San Diego, CA – The debate over the legal right of convention centers to effectively bar private service contractors from working trade shows moved closer to a trial by jury this month when a Federal judge in San Diego rejected Homeland Security as the justification for such a policy.
U.S. District Court Judge Roger Benitez ruled August 1 that the San Diego Convention Center Corp., Inc. (SDCCC), had produced no evidence to back up its claim that it was necessary to ban employees of Chicago-based United National Maintenance, Inc. from performing booth-cleaning services at the San Diego Convention Center in order to comply with a 2003 executive order from the governor of California directing state and local governments to improve security against a terrorist attack.

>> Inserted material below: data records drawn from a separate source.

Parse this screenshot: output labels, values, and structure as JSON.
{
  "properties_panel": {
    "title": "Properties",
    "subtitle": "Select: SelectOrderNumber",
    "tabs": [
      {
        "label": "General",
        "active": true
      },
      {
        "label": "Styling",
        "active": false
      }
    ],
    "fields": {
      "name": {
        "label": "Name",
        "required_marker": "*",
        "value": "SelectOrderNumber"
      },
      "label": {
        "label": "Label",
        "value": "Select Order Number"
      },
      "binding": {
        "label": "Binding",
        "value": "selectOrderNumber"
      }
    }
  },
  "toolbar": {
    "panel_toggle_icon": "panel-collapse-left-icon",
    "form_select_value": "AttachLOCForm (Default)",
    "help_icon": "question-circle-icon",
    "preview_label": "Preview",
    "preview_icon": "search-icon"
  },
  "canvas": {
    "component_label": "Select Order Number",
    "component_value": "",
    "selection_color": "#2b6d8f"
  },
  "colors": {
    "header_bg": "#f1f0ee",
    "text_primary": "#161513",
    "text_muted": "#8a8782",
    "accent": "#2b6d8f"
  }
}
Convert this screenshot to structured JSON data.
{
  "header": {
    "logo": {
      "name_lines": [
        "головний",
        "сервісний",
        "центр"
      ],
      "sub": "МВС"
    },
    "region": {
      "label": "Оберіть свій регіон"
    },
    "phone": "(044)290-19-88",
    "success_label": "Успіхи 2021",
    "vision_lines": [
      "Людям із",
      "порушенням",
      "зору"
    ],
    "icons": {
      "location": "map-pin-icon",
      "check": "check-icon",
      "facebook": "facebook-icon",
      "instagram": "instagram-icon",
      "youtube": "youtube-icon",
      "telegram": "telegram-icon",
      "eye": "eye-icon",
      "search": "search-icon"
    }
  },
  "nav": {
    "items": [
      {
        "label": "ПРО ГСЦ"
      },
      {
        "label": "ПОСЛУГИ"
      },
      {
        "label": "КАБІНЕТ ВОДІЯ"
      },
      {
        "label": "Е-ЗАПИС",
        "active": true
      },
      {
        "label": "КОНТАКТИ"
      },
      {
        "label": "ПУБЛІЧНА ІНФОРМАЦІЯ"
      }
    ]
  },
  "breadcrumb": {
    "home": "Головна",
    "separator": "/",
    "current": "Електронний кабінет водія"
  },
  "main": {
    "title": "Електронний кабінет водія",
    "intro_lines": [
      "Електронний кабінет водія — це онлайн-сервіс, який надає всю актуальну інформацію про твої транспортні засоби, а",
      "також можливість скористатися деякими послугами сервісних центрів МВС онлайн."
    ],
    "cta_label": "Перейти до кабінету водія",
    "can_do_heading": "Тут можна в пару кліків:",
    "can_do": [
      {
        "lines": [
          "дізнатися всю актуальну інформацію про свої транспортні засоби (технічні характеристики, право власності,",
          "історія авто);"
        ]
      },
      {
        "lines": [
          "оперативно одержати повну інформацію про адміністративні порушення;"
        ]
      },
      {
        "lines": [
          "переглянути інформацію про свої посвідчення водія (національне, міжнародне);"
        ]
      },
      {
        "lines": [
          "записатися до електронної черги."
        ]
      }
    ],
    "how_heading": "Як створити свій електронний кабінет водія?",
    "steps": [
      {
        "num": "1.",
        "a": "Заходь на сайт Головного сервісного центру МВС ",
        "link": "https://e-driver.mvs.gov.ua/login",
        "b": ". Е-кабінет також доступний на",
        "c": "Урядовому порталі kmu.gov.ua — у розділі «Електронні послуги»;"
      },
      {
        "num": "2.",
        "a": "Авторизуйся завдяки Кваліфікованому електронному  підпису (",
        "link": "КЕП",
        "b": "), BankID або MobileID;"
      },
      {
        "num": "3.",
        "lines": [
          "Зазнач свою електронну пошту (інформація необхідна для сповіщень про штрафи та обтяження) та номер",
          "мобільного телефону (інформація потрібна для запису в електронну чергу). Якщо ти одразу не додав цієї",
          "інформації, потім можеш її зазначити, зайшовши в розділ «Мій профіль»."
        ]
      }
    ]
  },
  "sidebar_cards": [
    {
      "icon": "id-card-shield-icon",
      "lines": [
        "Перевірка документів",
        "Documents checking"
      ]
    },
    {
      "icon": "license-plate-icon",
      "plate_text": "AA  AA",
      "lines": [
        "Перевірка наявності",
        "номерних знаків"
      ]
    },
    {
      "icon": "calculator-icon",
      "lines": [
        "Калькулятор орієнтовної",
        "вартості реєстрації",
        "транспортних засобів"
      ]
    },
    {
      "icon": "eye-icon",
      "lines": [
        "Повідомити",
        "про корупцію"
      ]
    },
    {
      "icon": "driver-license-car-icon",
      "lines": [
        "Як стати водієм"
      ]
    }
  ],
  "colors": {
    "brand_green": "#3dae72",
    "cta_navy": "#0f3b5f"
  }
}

Benitez said in the 16-page ruling, “Notably absent are any memoranda, minutes, board resolutions, or similar documents from the defendant (SDCCC) showing that the Executive Order or homeland security was discussed in connection with the 2007 policy.”
Benitez’s ruling rejected the SDCCC’s request for a summary judgment that would have dismissed United’s anti-trust lawsuit. The ruling set the stage for a trial on several issues, including competition, which could begin early next year depending on the judge’s calendar. A status conference on the case will be held December 6.
“The focus of this case is now strictly on our contention that the (SDCCC’s) motive was financial and was meant to increase their revenues,” said James Lance, one of the San Diego attorneys litigating the case for United National Maintenance. “The question is, if the SDCCC can’t do it the old-fashioned way through fair competition, can they simply take it away from us?”
“We think that is anti-competitive and a violation of Federal and California state law,” Lance said. “It will be up to the jury to decide.”
United National Maintenance is a division of United Service Companies, a main source of booth cleaning in the San Diego Convention Center ever since the first show was held there more than 20 years ago. In June 2007, however, the SDCCC announced a new policy on cleaning services that required United Maintenance to employ the convention center’s workers at a higher cost than United charged its own customers. United said it was previously able to compete with the SDCCC based on lower prices before the alleged monopolistic practice was instituted by the SDCCC in 2007
“It is impossible to compete,” Lance said. “If we are going to make any money, we have to be more expensive (than the convention center) and still use the exact same workers. So, why would anyone hire us? It essentially bars us from the convention center.”
United Maintenance says the alleged anti-competitive behavior and interference with their contracts with the general service contractors cost the company in excess of $750,000 in lost revenues, an amount that could be trebled if a jury finds in the company’s favor. United could also be awarded fees that it incurred in filing this lawsuit. A favorable outcome will also make it tougher for convention centers to use access to their buildings to elbow out service contractors and claim lucrative businesses for themselves.
“This exclusionary policy that the convention center adopted only applies to trade show cleaning services, but it is potentially a first step in applying exclusive policy to other trades, depending on the outcome of this case,” Slania said.
TSE attempted to interview Carol Wallace, president & CEO of the San Diego Convention Center Corporation, however, she declined, stating, “We have a standard policy of not commenting on pending or active litigation.”